The first sessions of the Scottish Child Abuse Inquiry will hear evidence from faith-based organisations and residential and foster care providers.

Expert witnesses, the Scottish Government and survivor groups will also give evidence at the hearings, which will begin on May 31.

The inquiry is examining historical allegations of the abuse of children in care and has been taking statements from witnesses since last spring.

It covers the period within living memory of anyone who suffered such abuse, no later than December 17, 2014.

The first phase of hearings will take place at Rosebery House in Edinburgh and is expected to last about seven weeks.

They will hear evidence of the history and governance of large care providers of residential and foster care to children in Scotland and whether there is any retrospective acknowledgement of abuse.

There will be evidence from Quarriers, Barnardo's and Aberlour Child Care Trust.

The sessions will also hear about the history and governance of faith-based organisations and whether there is any retrospective acknowledgement of abuse.

The Church of Scotland/CrossReach, the Bishops' Conference, the Good Shepherd Sisters and the Benedictines are among those who will give evidence.

The Scottish Government will give evidence on the nature, extent and development of the state's areas of responsibility for children in residential and foster care in Scotland.

The inquiry has also published an application form for "leave to appear" at the oral hearings on its website, with a deadline of April 18.

Leave to appear is the process by which people who want to actively participate in hearings request the chair's permission to do so.

Applicants must show that they have a direct or substantial interest in the scope and purpose of the hearings to be given leave to appear.

The inquiry will continue to take statements from survivors in private sessions and from a range of other witnesses, and is undertaking investigations into a large number of institutions.

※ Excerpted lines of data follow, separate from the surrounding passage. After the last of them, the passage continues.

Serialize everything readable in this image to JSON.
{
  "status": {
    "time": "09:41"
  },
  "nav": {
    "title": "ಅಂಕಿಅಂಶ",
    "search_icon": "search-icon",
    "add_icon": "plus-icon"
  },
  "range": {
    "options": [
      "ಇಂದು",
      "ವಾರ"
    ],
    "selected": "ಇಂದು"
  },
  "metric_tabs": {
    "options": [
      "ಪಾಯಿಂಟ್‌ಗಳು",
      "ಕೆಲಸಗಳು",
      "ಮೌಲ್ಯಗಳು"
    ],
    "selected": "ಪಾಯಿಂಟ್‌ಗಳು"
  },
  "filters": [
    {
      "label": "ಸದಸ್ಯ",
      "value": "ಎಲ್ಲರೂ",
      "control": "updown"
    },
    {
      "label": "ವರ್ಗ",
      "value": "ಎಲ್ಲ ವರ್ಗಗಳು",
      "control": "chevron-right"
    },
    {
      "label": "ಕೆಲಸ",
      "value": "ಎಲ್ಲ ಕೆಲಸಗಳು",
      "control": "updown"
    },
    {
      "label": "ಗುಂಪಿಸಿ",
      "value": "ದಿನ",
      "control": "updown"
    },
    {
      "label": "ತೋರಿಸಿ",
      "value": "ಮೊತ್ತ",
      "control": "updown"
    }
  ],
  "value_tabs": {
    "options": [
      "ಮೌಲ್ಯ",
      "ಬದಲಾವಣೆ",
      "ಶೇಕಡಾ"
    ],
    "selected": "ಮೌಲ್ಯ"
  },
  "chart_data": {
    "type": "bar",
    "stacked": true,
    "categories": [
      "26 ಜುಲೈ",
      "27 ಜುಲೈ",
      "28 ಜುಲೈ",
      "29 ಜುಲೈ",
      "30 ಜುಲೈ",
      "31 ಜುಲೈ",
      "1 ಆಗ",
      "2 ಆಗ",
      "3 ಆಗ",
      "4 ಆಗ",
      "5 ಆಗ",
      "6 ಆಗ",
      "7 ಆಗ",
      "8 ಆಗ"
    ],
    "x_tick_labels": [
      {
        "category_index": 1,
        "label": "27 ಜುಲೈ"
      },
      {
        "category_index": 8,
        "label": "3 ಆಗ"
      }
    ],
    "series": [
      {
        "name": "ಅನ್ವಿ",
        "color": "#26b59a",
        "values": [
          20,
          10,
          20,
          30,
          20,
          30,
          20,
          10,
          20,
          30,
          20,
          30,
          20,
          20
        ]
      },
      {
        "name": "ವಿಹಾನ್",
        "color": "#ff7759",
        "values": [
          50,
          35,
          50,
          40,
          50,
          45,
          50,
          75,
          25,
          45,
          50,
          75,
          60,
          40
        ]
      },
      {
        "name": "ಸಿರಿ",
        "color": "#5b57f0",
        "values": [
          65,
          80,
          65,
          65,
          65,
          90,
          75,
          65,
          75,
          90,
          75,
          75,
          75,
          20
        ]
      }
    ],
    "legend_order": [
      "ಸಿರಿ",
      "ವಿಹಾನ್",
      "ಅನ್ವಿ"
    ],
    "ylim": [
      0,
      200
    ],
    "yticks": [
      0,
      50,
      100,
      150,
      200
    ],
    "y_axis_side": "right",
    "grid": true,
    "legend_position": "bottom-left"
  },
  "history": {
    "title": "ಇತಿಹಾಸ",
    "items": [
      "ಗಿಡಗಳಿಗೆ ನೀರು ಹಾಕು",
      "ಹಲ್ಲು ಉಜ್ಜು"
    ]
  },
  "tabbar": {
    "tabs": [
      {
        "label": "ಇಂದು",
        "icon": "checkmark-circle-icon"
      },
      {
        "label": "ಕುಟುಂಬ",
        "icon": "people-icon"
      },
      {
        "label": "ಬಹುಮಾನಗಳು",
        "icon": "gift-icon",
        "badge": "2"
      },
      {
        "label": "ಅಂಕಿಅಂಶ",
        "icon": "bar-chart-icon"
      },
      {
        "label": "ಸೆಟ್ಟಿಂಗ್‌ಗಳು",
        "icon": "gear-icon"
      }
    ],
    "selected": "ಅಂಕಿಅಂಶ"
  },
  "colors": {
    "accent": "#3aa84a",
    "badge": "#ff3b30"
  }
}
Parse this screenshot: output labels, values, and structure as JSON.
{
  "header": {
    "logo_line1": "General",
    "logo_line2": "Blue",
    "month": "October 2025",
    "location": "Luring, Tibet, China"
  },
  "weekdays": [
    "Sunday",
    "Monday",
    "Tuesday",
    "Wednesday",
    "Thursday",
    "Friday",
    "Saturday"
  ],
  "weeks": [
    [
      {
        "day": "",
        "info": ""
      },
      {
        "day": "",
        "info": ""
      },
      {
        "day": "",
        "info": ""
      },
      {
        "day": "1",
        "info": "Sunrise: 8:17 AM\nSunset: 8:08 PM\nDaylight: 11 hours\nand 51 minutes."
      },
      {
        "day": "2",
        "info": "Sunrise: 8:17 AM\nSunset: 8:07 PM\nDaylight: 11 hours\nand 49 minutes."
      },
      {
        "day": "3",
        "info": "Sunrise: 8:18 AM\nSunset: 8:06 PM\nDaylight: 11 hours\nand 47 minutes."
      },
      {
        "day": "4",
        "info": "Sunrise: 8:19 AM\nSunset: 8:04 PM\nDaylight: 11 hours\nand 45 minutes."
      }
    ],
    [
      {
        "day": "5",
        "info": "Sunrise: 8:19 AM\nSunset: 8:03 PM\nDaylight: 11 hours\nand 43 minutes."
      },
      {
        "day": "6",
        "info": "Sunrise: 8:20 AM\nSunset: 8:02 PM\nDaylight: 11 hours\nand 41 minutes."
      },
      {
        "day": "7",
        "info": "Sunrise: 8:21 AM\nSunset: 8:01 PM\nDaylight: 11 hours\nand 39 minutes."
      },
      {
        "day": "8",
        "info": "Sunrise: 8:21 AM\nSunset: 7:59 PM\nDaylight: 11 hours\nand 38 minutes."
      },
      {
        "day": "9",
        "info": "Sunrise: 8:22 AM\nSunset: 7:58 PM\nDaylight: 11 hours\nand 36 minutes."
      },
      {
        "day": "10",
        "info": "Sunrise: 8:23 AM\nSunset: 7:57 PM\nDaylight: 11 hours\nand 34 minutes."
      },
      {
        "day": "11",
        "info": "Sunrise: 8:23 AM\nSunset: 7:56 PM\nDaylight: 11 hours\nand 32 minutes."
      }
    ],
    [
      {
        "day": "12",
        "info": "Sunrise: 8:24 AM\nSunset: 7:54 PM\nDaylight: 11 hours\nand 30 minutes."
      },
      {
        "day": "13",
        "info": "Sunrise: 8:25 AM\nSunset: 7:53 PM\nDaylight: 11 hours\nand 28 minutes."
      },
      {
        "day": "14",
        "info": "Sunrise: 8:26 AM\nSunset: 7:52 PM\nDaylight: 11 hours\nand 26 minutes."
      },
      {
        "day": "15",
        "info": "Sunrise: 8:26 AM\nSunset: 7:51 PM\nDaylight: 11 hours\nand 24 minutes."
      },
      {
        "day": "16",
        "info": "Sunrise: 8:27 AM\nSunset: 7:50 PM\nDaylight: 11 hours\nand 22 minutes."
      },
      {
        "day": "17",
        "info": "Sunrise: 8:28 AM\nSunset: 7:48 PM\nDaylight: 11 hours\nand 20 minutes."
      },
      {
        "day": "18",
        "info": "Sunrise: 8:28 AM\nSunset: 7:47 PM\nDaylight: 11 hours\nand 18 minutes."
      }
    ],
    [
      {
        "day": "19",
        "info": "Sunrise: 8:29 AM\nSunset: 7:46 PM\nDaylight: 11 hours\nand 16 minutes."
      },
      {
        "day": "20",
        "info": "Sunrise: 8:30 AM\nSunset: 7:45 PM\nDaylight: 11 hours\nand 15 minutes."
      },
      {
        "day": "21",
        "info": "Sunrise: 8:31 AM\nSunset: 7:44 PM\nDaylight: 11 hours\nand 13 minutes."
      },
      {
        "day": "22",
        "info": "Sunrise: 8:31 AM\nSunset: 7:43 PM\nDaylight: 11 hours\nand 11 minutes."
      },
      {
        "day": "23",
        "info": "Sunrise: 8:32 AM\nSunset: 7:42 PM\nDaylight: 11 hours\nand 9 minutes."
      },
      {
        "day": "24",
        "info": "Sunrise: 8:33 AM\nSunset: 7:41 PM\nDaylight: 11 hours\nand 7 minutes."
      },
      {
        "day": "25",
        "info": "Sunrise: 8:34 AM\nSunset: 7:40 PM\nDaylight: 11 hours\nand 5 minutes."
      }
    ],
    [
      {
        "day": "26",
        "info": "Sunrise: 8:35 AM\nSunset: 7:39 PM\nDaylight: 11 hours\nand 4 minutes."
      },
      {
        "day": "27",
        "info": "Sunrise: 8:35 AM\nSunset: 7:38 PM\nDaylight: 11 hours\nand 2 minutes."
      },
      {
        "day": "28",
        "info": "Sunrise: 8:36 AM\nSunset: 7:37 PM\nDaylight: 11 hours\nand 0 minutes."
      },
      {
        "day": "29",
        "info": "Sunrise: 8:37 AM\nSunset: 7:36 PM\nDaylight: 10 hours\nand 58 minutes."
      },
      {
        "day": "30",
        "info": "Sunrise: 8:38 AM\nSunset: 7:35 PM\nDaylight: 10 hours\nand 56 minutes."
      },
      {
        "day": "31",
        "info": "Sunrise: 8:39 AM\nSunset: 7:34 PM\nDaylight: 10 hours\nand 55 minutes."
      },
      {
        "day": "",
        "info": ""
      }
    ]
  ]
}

All evidence gathered will be carefully considered and decisions will then be made on what evidence is to be presented at a hearing.